Value in Health publishes theme section on patient preferences
The latest issue of Value in Health incudes a themed section on the incorporation of patient preferences into health care decision making.
PREFER kick-off 27-28 October
The kick-off meeting of the IMI project PREFER will be convened on October 27-28th 2016 at the Novartis Learning Center Horburg in Basel.
HTA and Payers Stakeholder Advisory Group formed
The needs and requirements of HTA agencies and Payers regarding patient preferences differ from those of the regulators. Both focus on risk-benefit assessment, but HTA bodies and reimbursement agencies are also interested in the relative effectiveness of a product. To make sure that their needs and requirements are taken into account, PREFER has formed a HTA and Payers Stakeholder Advisory Group.
Age, education and health literacy affects how people understand risk
We know that people have difficulties interpreting risk information correctly. This is a challenge for researches who want to know how people weigh possible risks against benefits. A recent study shows that age, education and health literacy affect the ability to understand risks. This means researchers need to have strategies in place for accurately measuring preferences regarding risk.
Patient advisory group formed
Patient input is crucial to PREFER's success. On September 1st, we formed the patient stakeholder advisory group to make sure the patient perspective is included at all levels of the project.
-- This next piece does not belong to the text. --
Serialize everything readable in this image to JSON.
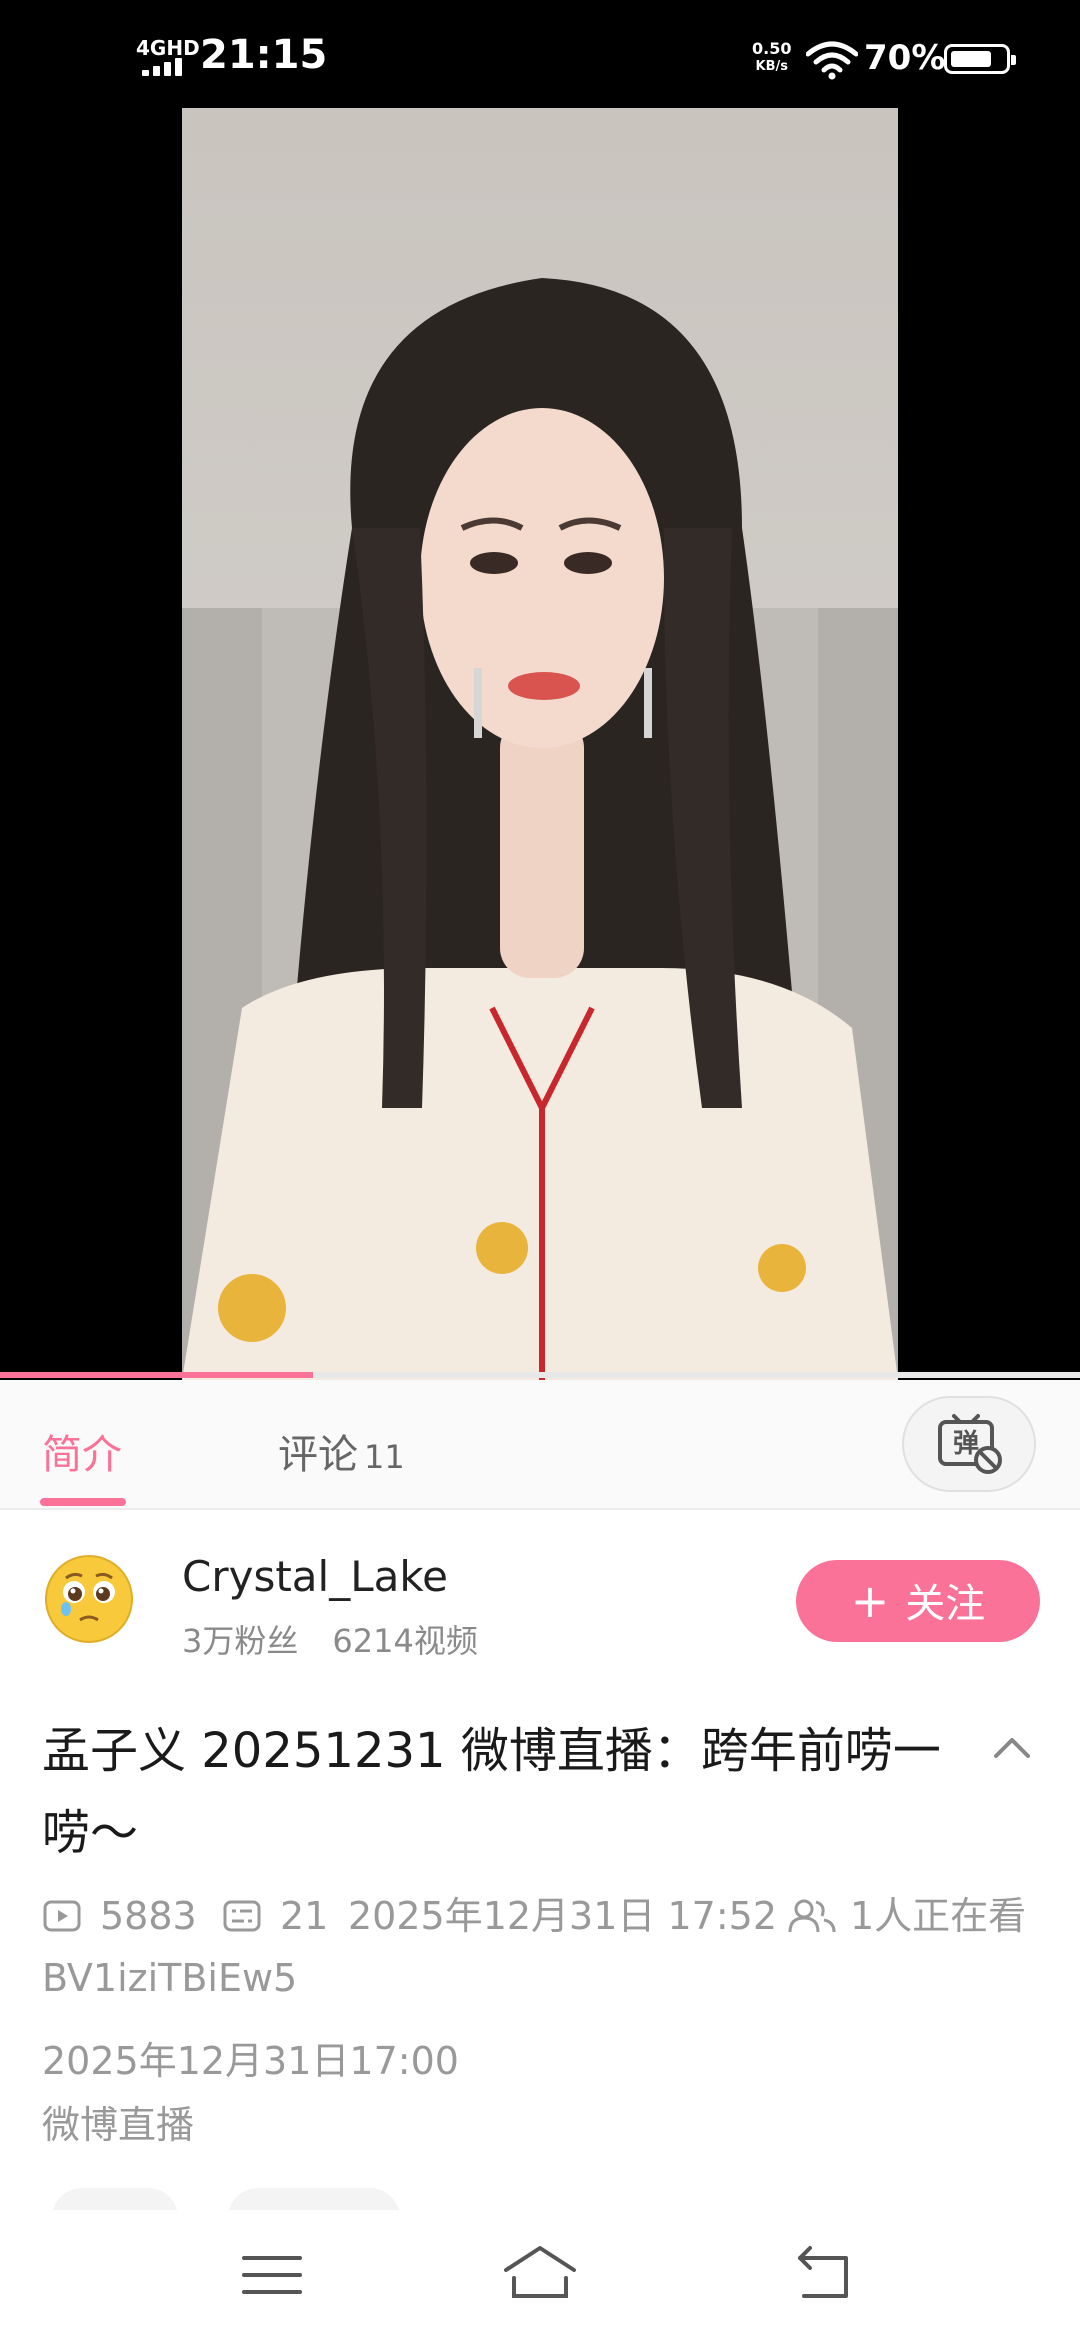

The group is co-ordinated by the European Cancer Patients Coalition (ECPC),
The science of patient input
Margaret Anderson and Kimberly McClearly published a perspective paper on patient engagement in Science and Translational medicine earlier this year. According to them, creating a science of patient input is still in its early days.
PREFER PhD project on rheumatoid arthritis
In March this year, Karin Schölin Bywall started her PhD studies at Uppsala University. Her project is part of PREFER. It will look at how rheumatoid arthritis patient preferences can add value when regulators make decisions on drug development.
According to Karin Schölin Bywall, the PREFER project offers the chance to work with PhD students from other universities. PREFER also allows her to develop research questions with senior researchers from universities and the pharmaceutical industry. This collaboration also ensures stakeholder perspectives in her PhD project.
Willingness, preferences and medical products
What is it that makes patients decide to accept a treatment with serious side effects? And what would make them say no? Jorien Veldwijk explains how Discrete Choice Experiments can help find out what patients prefer.
Jorien Veldwijk is an expert in Discrete Choice Experiments, or ‘DCE’s” as they are often called. Her PhD thesis used DCE’s to look at preferences for and willingness to participate in different public health interventions. DCE’s are one of the methods that the PREFER project will look at. This method makes it possible to find out how people weigh benefits and risks against each other. She is public co-lead for PREFER’s clinical case studies, where the methods selected by the project will be tested in different patient groups.